Every record below must be retyped exactly, with the pictures left out.

--- DATASET EXCERPTS ---

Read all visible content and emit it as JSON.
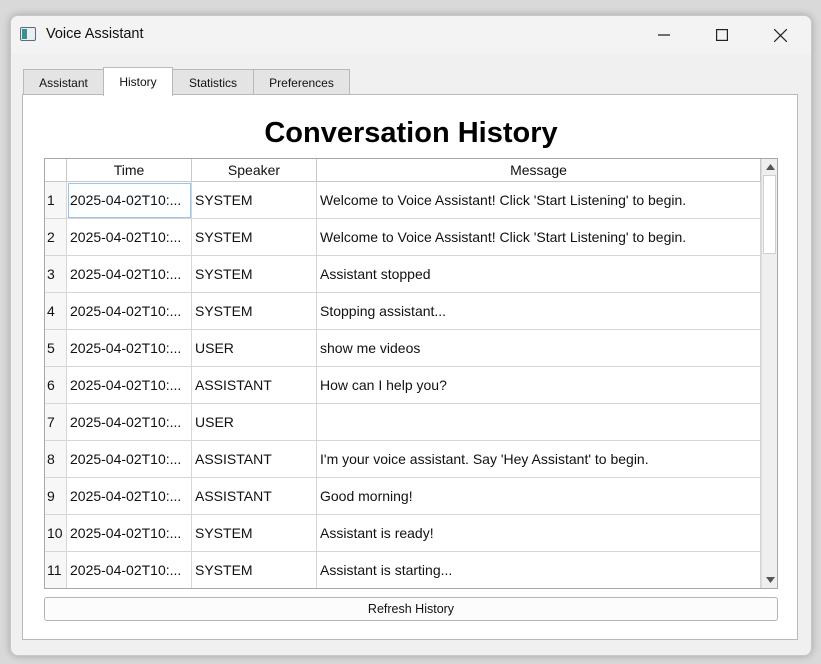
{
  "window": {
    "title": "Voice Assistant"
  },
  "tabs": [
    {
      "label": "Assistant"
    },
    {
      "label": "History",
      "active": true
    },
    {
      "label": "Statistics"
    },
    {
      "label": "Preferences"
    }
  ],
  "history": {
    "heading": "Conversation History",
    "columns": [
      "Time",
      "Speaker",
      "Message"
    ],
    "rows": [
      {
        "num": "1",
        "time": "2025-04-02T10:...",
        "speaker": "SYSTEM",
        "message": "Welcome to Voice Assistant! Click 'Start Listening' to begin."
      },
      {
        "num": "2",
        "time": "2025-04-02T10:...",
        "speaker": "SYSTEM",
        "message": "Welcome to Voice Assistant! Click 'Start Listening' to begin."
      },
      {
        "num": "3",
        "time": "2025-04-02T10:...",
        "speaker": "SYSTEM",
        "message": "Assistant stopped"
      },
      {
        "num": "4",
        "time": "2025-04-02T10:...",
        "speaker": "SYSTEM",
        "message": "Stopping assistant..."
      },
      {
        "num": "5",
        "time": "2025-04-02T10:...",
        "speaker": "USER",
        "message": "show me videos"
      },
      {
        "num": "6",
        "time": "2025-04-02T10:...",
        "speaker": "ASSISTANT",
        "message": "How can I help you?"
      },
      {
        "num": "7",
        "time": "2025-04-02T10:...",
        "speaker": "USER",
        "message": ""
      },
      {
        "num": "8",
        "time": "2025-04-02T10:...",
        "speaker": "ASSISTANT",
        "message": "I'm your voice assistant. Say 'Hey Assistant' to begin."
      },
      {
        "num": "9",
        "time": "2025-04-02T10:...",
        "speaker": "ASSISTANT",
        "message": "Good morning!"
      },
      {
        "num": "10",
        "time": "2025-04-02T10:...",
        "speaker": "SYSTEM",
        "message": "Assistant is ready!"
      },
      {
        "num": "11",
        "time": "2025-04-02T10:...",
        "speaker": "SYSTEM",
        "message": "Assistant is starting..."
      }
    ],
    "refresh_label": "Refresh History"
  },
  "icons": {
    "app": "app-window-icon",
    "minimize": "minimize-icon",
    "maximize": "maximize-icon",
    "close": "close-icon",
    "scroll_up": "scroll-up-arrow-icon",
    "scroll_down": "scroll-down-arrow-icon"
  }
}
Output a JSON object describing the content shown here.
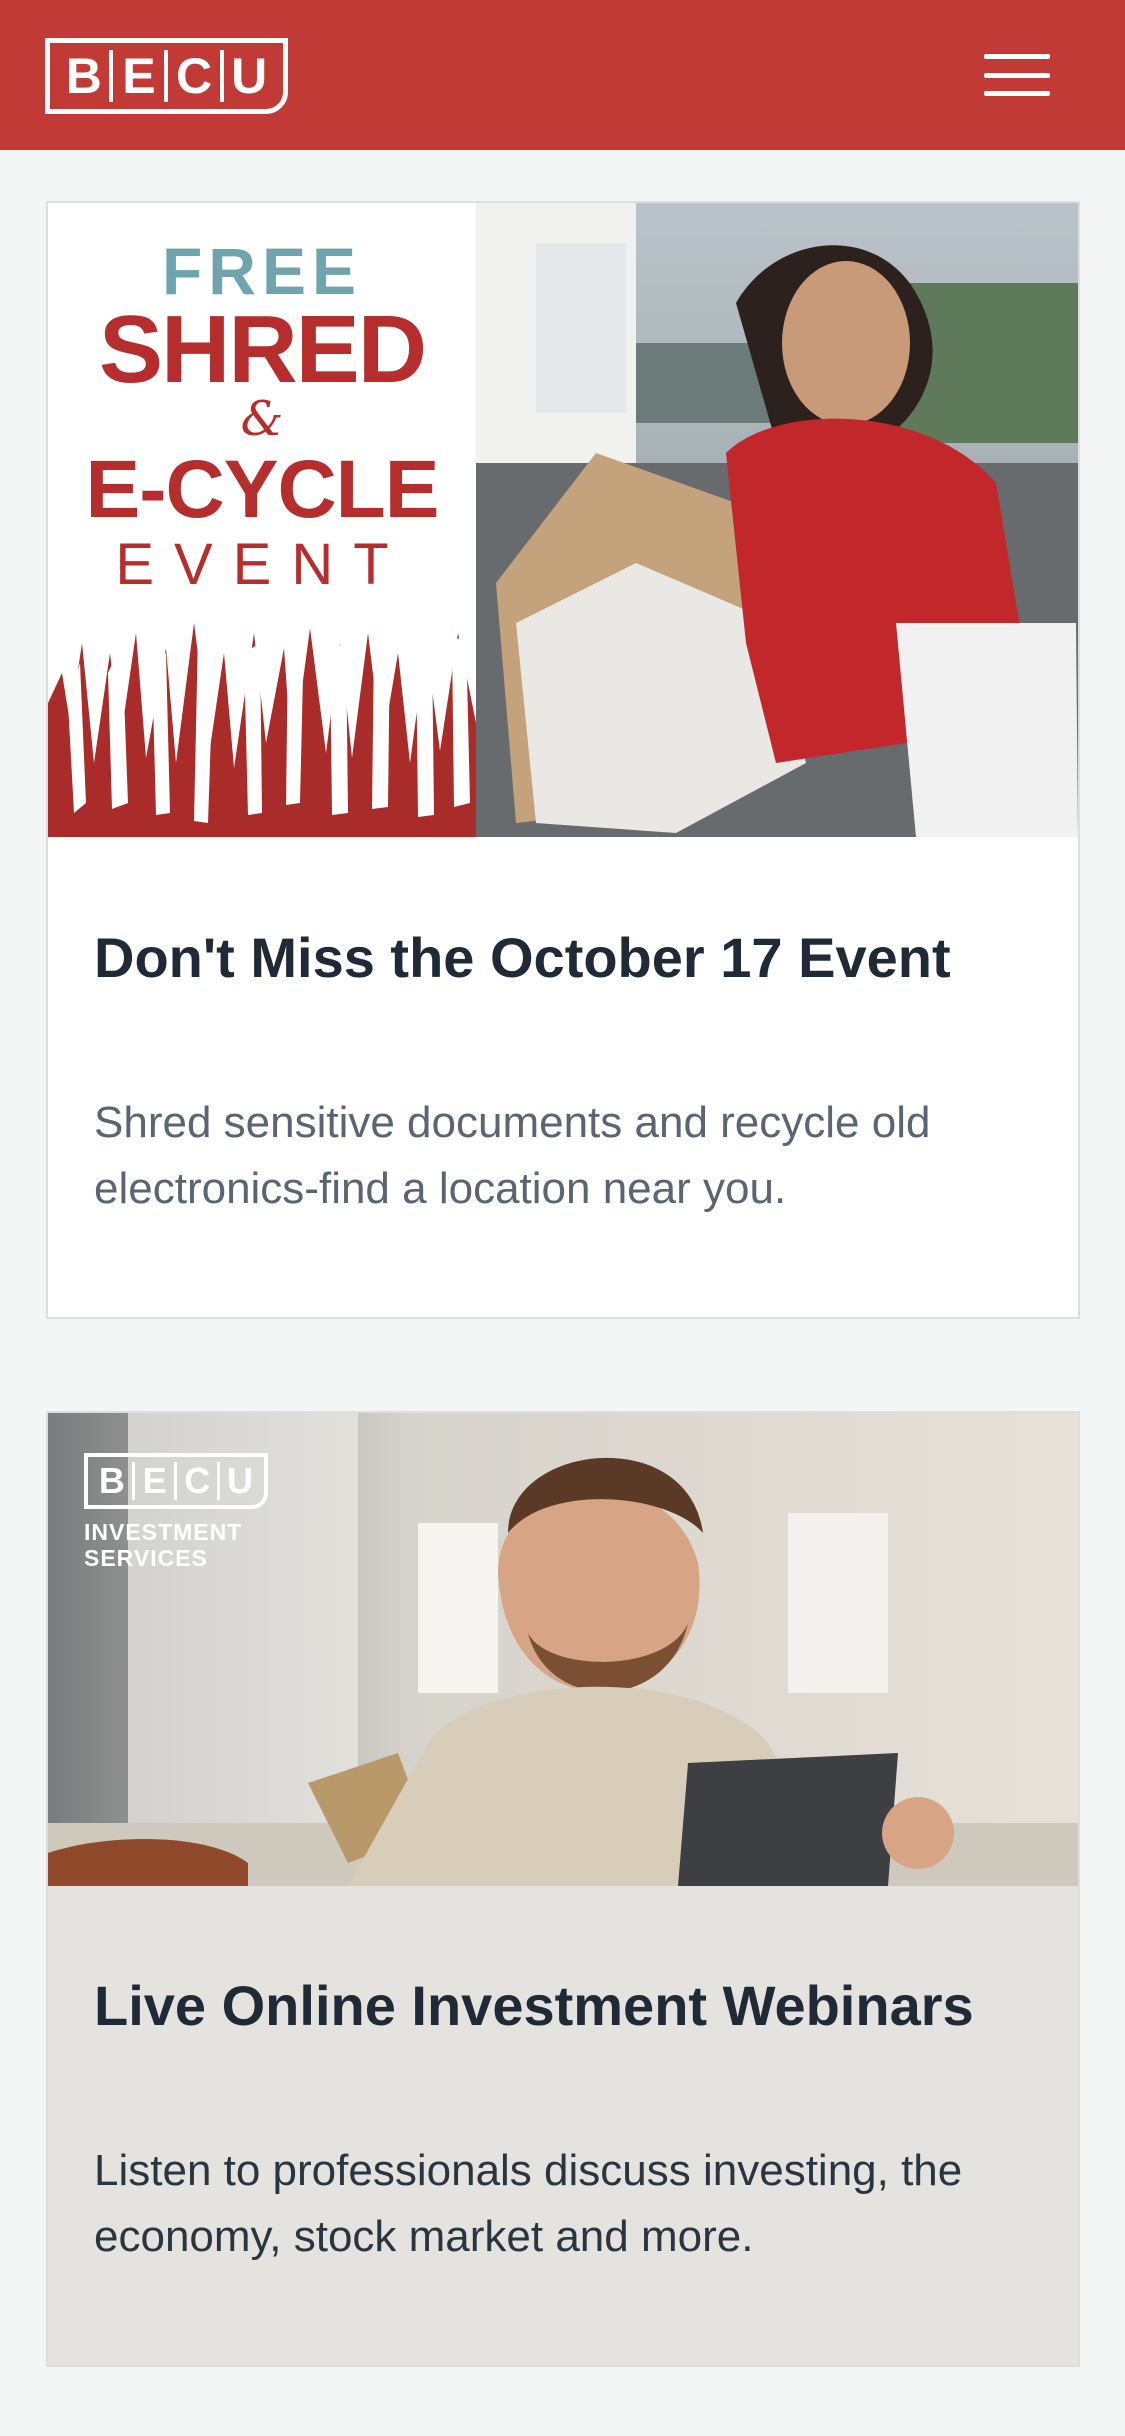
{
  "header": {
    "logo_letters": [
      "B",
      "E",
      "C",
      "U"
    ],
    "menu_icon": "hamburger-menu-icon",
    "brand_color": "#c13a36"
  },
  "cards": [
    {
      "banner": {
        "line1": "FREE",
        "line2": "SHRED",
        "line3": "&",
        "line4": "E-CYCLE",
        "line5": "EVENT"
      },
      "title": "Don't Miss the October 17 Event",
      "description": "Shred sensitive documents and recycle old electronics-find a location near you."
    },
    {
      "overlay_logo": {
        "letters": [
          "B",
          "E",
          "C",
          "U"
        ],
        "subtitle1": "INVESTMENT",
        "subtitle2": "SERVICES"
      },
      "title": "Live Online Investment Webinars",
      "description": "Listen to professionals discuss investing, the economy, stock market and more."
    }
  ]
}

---

§ **TASK RESULT**
Read all visible content and emit it as JSON.
{
  "window": {
    "title": "Voice Assistant"
  },
  "tabs": [
    {
      "label": "Assistant"
    },
    {
      "label": "History",
      "active": true
    },
    {
      "label": "Statistics"
    },
    {
      "label": "Preferences"
    }
  ],
  "history": {
    "heading": "Conversation History",
    "columns": [
      "Time",
      "Speaker",
      "Message"
    ],
    "rows": [
      {
        "num": "1",
        "time": "2025-04-02T10:...",
        "speaker": "SYSTEM",
        "message": "Welcome to Voice Assistant! Click 'Start Listening' to begin."
      },
      {
        "num": "2",
        "time": "2025-04-02T10:...",
        "speaker": "SYSTEM",
        "message": "Welcome to Voice Assistant! Click 'Start Listening' to begin."
      },
      {
        "num": "3",
        "time": "2025-04-02T10:...",
        "speaker": "SYSTEM",
        "message": "Assistant stopped"
      },
      {
        "num": "4",
        "time": "2025-04-02T10:...",
        "speaker": "SYSTEM",
        "message": "Stopping assistant..."
      },
      {
        "num": "5",
        "time": "2025-04-02T10:...",
        "speaker": "USER",
        "message": "show me videos"
      },
      {
        "num": "6",
        "time": "2025-04-02T10:...",
        "speaker": "ASSISTANT",
        "message": "How can I help you?"
      },
      {
        "num": "7",
        "time": "2025-04-02T10:...",
        "speaker": "USER",
        "message": ""
      },
      {
        "num": "8",
        "time": "2025-04-02T10:...",
        "speaker": "ASSISTANT",
        "message": "I'm your voice assistant. Say 'Hey Assistant' to begin."
      },
      {
        "num": "9",
        "time": "2025-04-02T10:...",
        "speaker": "ASSISTANT",
        "message": "Good morning!"
      },
      {
        "num": "10",
        "time": "2025-04-02T10:...",
        "speaker": "SYSTEM",
        "message": "Assistant is ready!"
      },
      {
        "num": "11",
        "time": "2025-04-02T10:...",
        "speaker": "SYSTEM",
        "message": "Assistant is starting..."
      }
    ],
    "refresh_label": "Refresh History"
  },
  "icons": {
    "app": "app-window-icon",
    "minimize": "minimize-icon",
    "maximize": "maximize-icon",
    "close": "close-icon",
    "scroll_up": "scroll-up-arrow-icon",
    "scroll_down": "scroll-down-arrow-icon"
  }
}
Output a JSON object describing the content shown here.
{
  "header": {
    "logo_letters": [
      "B",
      "E",
      "C",
      "U"
    ],
    "menu_icon": "hamburger-menu-icon",
    "brand_color": "#c13a36"
  },
  "cards": [
    {
      "banner": {
        "line1": "FREE",
        "line2": "SHRED",
        "line3": "&",
        "line4": "E-CYCLE",
        "line5": "EVENT"
      },
      "title": "Don't Miss the October 17 Event",
      "description": "Shred sensitive documents and recycle old electronics-find a location near you."
    },
    {
      "overlay_logo": {
        "letters": [
          "B",
          "E",
          "C",
          "U"
        ],
        "subtitle1": "INVESTMENT",
        "subtitle2": "SERVICES"
      },
      "title": "Live Online Investment Webinars",
      "description": "Listen to professionals discuss investing, the economy, stock market and more."
    }
  ]
}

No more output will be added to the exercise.